Institutionalizing the mentally ill

Discussion in 'Chit Chat' started by nutmeg, Jan 22, 2013.

  1. The city’s population of mentally deranged street people may explode because of new regulations signed by Gov. Cuomo last week that forbid privately run adult homes from accepting new residents, advocates warned.

    “Hospitals can’t discharge to us,” said Jeffrey Edelman, who runs adult homes in Queens and The Bronx. “Within a week, the hospitals will be starting to get backed up, and they are going to have big problems.”

    The change is part of the state’s efforts to comply with a federal court ruling that found institutionalizing the mentally ill in adult homes wrongly segregates them.

    An estimated 4,000 to 6,000 mentally ill people, the majority in New York City, could be affected.

    “My residents need reminders several times a day to take their medications and see their doctors,” Edelman said. “My residents used to be in homeless shelters and went from hospital to hospital.”
  2. Today's state hospitals are poorly run, with female nurses and therapists unable to keep the lunatics in check or treat their illnesses. There are few incentives for good behavior and, except for forced medication, the staff are powerless. I've personally worked as a volunteer in a mental hospital and I was blown away by the insanity going on there and the lack of realism on the part of the nurses. Psychiatrists only prescribed medicine and stayed away from the living facilities most of the time.

    Patients were insulting the staff freely and refusing to clean up the mess they made everyday. Nurses merely administrated medication and spend the rest of the time hugging vulnerable female patients (in spite of the No Physical Contact rule) and trying to protect them from dangerous psychopaths. Therapists were clearly not up to the task and didn't really care about was happening as long as they got their salary. I'm sure that if measures were taken to run those places with an iron fist, lots of taxpayer dollars could be saved. Patients drank huge quantities of coffee to reverse the sedating effects of anti-psychotics.

    Believe it or not, there were a handful of patients who confided to me that they were feigning serious mental illness to get access to schizophrenic and mentally retarded pussy. One told me flat out that he had never had more sex than since he was institutionalized. Nothing was done about it. Unlike prison, mental hospitals are not always gender segregated. I witnessed an argument a patient had with a psychiatrists, trying to convince him to let him spend the night with his schizophrenic "girlfriend". Most sex took place in the bathrooms and smoking areas.
  3. I have a dear friend that is in a convalescent hospital. It's very like the scene described above.

    The culture removed the idea that there is any absolute morality, it's all relevant. That leaves us in an abyss of neverending negotiation and lots of very opportunistic people taking full advantage of the situation.

    I did a very rewarding study on psychopaths to learn to spot them and negotiate a world where they are free to run their agendas. I've a few to experiment on, find out how they respond to things, etc. Zero tolerance!! That is what works. I stare them down every time I see them.

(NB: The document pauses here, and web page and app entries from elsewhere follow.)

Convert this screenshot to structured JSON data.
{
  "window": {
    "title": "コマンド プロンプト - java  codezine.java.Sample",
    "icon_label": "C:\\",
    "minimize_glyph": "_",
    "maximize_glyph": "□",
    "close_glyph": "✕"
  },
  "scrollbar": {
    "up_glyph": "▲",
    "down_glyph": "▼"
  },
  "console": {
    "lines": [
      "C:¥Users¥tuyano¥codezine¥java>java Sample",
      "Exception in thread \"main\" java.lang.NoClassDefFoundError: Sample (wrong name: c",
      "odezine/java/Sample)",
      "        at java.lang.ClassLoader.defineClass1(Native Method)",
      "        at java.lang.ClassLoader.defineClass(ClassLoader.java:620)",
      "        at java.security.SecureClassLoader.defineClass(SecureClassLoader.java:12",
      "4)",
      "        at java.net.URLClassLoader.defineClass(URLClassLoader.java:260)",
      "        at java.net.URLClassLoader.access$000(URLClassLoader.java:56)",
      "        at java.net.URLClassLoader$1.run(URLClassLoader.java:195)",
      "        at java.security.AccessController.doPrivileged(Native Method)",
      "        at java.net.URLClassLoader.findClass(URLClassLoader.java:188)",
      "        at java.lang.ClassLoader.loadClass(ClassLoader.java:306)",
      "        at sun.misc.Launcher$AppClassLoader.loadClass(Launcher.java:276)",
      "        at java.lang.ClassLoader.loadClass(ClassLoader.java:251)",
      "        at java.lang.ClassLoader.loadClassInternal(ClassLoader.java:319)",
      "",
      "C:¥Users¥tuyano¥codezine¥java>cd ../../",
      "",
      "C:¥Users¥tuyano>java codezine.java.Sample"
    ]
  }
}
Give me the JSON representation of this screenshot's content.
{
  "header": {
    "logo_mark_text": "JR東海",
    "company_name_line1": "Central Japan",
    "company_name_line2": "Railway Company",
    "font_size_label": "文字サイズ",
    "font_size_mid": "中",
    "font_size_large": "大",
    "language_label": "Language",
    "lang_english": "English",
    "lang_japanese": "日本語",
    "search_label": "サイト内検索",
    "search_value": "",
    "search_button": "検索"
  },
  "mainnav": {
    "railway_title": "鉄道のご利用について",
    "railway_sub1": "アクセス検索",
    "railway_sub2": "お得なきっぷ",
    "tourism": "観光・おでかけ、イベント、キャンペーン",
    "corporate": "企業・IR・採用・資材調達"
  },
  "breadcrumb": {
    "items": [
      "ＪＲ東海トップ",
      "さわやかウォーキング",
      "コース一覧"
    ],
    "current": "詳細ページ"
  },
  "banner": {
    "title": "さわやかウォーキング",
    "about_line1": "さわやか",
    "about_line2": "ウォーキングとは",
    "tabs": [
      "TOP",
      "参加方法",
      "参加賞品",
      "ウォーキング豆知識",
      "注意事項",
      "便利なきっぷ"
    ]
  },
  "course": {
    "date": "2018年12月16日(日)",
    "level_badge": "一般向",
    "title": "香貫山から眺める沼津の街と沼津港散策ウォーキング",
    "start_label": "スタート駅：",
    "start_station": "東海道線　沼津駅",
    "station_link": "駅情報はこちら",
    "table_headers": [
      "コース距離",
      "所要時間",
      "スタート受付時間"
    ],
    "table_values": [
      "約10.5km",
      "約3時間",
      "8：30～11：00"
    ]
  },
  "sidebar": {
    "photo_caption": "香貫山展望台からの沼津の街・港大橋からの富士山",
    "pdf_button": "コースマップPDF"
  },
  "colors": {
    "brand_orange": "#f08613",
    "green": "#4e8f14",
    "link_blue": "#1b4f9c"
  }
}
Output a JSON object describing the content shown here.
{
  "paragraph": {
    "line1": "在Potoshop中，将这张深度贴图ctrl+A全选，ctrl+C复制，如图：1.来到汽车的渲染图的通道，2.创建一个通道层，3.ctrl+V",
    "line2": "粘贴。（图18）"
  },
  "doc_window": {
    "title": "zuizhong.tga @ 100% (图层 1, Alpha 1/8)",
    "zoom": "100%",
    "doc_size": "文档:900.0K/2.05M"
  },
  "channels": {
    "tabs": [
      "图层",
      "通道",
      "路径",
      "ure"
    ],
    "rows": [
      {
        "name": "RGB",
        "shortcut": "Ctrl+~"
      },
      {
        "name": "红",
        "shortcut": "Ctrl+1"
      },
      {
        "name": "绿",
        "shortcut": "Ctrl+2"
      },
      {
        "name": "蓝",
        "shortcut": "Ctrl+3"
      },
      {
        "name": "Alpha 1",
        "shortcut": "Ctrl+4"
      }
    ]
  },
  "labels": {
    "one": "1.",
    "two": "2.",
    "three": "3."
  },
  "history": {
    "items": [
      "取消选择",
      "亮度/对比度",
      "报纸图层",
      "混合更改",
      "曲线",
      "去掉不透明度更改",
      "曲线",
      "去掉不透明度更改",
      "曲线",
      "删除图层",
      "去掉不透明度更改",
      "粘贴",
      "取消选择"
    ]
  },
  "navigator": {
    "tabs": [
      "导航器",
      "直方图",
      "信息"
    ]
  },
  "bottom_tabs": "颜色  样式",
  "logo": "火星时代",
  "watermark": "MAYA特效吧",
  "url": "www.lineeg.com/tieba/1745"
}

    I'm advocating we diagnose psychopaths using the imaging technology we now have, put their faces up on the web before they do any serious crime, not after they have destroyed dozens of people.
  4. Hooti


    I've worked in hospitals, physical therapy depts., and nursing homes. Gone into their psych wards as a professional more than once. The horror stories have their times, but with one exception I've seen only heroic efforts on the part of staff.

    A lot of work needs to be done about mental health. And I certainly agree there are people who should be off the streets. Psychopaths I agree should be dealt with pre-emptively.

    But also know... 50% of people will have a significant brain injury during their lives. [this is based on a broad definition, including clinical depression as a 'brain injury']. 30% of us will have 2 significant brain injuries, and 15% will have 3 or more. All it takes is having your brain whacked in a certain place, say during a car fender bender, and you could be one of those functionally mentally ill people for some time, likely years. Zero tolerance?

    I had two brain injuries... first I caught a respiratory infection just walking through a hospital to visit a sick friend. Ran such high fevers I had a mild brain injury. Then my Dr recommended a psychotropic med to speed the healing and one pill, just one time, 'pushed me over the edge' and I had a severe brain injury. I was one of those people you'd look at with zero tolerance, without a doubt. It took four years and a ton of cognitive rehab, etc. etc., before the neurospychologist certified me as functionally normal. But I will never be as functional as before, and there are people who used to be friends, who still won't talk to me because of things I did when my brain was broken. I can’t help that. Once people have seen you as other than normal, there is just something instinctive that rejects the abnormal. At least for many people.

    Mental health issues are hard to have empathy for when most of us can not imagine losing such an essential part of who we are. But just live long enough…..